Lance Zierlein, NFL.com – We could sit here and talk about the marginal route-running issues or challenges getting off press. However, Chase is supremely talented as a ball winner and playmaker. After all, routes and release can be coached. He had some issues when Trevon Diggs and Cameron Dantzler gave hard jams to his release in 2019, so that will need to be addressed. His burst is effortless, which tends to catch coverage off guard when he really hits the vertical gas. His competitive nature and play strength simply act as multipliers for his outstanding ball skills. He hasn’t played football since very early in 2020 and still has work to do, but he should be an early starter and a future Pro Bowler.
Daniel Jeremiah, NFL.com – As I was studying Chase, I couldn’t help but notice how many quality cornerbacks he dominated last fall. The SEC is littered with NFL-caliber defensive backs, and he got the best of almost every single one. His competitiveness is off-the-charts impressive. He just refuses to give himself up. You never see him run out of bounds with the ball in his hands. He will lower his shoulder against defenders and, like most outstanding wide receivers, he can find another gear when he needs it. Once the ball goes up in the air, you can see him accelerate and separate. He’s a special, special talent.

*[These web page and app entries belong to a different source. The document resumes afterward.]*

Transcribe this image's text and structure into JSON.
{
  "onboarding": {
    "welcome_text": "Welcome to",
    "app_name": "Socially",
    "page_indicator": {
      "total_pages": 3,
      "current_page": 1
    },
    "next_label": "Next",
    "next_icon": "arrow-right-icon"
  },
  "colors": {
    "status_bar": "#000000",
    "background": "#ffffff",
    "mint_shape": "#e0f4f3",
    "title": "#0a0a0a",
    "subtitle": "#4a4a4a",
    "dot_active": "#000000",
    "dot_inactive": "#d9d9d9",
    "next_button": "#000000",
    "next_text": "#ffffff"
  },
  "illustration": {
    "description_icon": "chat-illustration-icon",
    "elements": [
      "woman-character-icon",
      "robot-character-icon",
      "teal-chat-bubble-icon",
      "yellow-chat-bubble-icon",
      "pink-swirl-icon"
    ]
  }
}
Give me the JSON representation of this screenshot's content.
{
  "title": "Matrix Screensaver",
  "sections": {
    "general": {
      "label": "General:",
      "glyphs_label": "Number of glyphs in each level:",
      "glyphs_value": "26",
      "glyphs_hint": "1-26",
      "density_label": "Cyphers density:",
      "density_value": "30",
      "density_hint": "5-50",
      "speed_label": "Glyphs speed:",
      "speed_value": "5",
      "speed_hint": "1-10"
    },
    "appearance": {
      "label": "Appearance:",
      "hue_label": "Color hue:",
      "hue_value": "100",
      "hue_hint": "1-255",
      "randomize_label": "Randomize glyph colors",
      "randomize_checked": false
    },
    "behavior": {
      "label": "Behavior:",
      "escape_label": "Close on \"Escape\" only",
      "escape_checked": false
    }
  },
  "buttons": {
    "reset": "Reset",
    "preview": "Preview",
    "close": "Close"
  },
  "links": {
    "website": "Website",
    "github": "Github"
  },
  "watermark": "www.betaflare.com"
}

Laurie Fitzpatrick, DraftWire/USA Today – Chase has above-average speed, leaping ability and explosiveness, and his film backs up his athleticism. He’ll be a deep threat who can make big plays, and also beat average corners in the red zone. Chase will expand his release arsenal with a wide receiver coach that can show him how to use his size to his advantage, and he will undoubtedly be an immediate starter in the NFL. Expect to see him on NFL Red Zone early and often.
Tony Pauline, Pro Football Network – Ja’Marr Chase is a dominant game-controlling receiver who projects well to the NFL. He’s smooth and fluid, quickly releases into pass routes, and immediately gets to top speed. Chase also possesses a burst of speed that helps him separate from opponents. Chase is a gifted athlete and natural receiver who dominated at the college level and should easily adapt to the NFL. He projects as a number one wideout at the next level and is a terrific 2021 NFL Draft prospect with incredible upside.
Chet Gresham, Draft Kings Nation – With only one full season as a starter, Chase isn’t as polished as Alabama’s DeVonta Smith, but he has better size and speed. His “weaknesses” are in his route running and getting off the line against press coverage. These are both areas he will be able to improve on in the NFL with more reps. His strengths are where you need his strengths to be with just one full season as a college starter. His acceleration and natural instincts make him impossible to consistently cover by even the best college corners. When he sees a 50/50 ball, it’s his, as he plays bigger than his six-feet, positioning his body well while high-pointing the ball. He has an innate feel for the deep ball in the air, as he’s able to adjust and stay balanced at great speeds.
The Dolphins have to consider Chase if he is on the board with the sixth-overall pick. Really, with that sixth pick, it seems like Miami has a coin toss between Chase and Florida tight end Kyle Pitts should both be on the board. Miami comes into this Draft needing to add weapons for the offense and adding Chase to a wide receiver corps with DeVante Parker and Will Fuller would give the Dolphins a dynamic trio of weapons for quarterback Tua Tagovailoa. The only hesitation Miami should have in selecting Chase with the sixth pick is if somehow both Chase and Pitts are still on the board.